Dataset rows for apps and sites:
+++++
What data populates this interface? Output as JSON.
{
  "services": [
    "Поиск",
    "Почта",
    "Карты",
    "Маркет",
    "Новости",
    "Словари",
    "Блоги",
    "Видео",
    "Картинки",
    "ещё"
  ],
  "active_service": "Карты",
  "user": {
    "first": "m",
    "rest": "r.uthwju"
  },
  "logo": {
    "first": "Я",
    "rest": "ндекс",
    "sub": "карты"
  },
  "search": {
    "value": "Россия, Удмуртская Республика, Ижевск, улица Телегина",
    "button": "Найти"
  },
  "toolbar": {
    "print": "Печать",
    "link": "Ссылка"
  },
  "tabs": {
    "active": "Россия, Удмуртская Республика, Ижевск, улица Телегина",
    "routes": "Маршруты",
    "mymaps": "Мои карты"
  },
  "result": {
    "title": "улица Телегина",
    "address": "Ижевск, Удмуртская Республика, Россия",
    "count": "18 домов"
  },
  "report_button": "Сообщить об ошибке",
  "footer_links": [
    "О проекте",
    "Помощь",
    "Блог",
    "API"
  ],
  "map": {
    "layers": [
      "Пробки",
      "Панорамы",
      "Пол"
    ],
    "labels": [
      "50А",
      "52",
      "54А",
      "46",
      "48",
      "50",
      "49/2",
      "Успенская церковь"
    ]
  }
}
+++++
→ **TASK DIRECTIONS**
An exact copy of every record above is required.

→ **EXERCISE RESPONSE**
What data populates this interface? Output as JSON.
{
  "services": [
    "Поиск",
    "Почта",
    "Карты",
    "Маркет",
    "Новости",
    "Словари",
    "Блоги",
    "Видео",
    "Картинки",
    "ещё"
  ],
  "active_service": "Карты",
  "user": {
    "first": "m",
    "rest": "r.uthwju"
  },
  "logo": {
    "first": "Я",
    "rest": "ндекс",
    "sub": "карты"
  },
  "search": {
    "value": "Россия, Удмуртская Республика, Ижевск, улица Телегина",
    "button": "Найти"
  },
  "toolbar": {
    "print": "Печать",
    "link": "Ссылка"
  },
  "tabs": {
    "active": "Россия, Удмуртская Республика, Ижевск, улица Телегина",
    "routes": "Маршруты",
    "mymaps": "Мои карты"
  },
  "result": {
    "title": "улица Телегина",
    "address": "Ижевск, Удмуртская Республика, Россия",
    "count": "18 домов"
  },
  "report_button": "Сообщить об ошибке",
  "footer_links": [
    "О проекте",
    "Помощь",
    "Блог",
    "API"
  ],
  "map": {
    "layers": [
      "Пробки",
      "Панорамы",
      "Пол"
    ],
    "labels": [
      "50А",
      "52",
      "54А",
      "46",
      "48",
      "50",
      "49/2",
      "Успенская церковь"
    ]
  }
}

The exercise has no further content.